## Task to carry out
Reproduce the material that follows, keeping every line exactly as it is.

______

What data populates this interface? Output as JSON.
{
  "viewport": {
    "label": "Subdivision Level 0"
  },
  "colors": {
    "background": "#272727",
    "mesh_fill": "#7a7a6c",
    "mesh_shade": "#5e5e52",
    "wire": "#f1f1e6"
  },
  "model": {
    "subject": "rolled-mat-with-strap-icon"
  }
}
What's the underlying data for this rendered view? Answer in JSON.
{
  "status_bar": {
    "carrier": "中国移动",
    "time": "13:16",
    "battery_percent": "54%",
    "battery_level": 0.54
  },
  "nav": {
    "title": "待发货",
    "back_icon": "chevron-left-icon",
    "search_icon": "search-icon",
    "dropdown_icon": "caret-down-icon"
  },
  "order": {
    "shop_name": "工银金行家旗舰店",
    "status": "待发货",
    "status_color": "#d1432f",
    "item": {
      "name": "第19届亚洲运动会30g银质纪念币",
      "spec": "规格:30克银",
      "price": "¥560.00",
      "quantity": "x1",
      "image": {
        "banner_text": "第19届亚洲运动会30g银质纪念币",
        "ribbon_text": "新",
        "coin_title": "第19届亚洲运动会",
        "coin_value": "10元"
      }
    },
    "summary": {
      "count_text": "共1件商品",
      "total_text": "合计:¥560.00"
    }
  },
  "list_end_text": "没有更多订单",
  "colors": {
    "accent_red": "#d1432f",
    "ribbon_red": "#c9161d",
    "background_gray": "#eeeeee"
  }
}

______

## Written reply
What data populates this interface? Output as JSON.
{
  "viewport": {
    "label": "Subdivision Level 0"
  },
  "colors": {
    "background": "#272727",
    "mesh_fill": "#7a7a6c",
    "mesh_shade": "#5e5e52",
    "wire": "#f1f1e6"
  },
  "model": {
    "subject": "rolled-mat-with-strap-icon"
  }
}
What's the underlying data for this rendered view? Answer in JSON.
{
  "status_bar": {
    "carrier": "中国移动",
    "time": "13:16",
    "battery_percent": "54%",
    "battery_level": 0.54
  },
  "nav": {
    "title": "待发货",
    "back_icon": "chevron-left-icon",
    "search_icon": "search-icon",
    "dropdown_icon": "caret-down-icon"
  },
  "order": {
    "shop_name": "工银金行家旗舰店",
    "status": "待发货",
    "status_color": "#d1432f",
    "item": {
      "name": "第19届亚洲运动会30g银质纪念币",
      "spec": "规格:30克银",
      "price": "¥560.00",
      "quantity": "x1",
      "image": {
        "banner_text": "第19届亚洲运动会30g银质纪念币",
        "ribbon_text": "新",
        "coin_title": "第19届亚洲运动会",
        "coin_value": "10元"
      }
    },
    "summary": {
      "count_text": "共1件商品",
      "total_text": "合计:¥560.00"
    }
  },
  "list_end_text": "没有更多订单",
  "colors": {
    "accent_red": "#d1432f",
    "ribbon_red": "#c9161d",
    "background_gray": "#eeeeee"
  }
}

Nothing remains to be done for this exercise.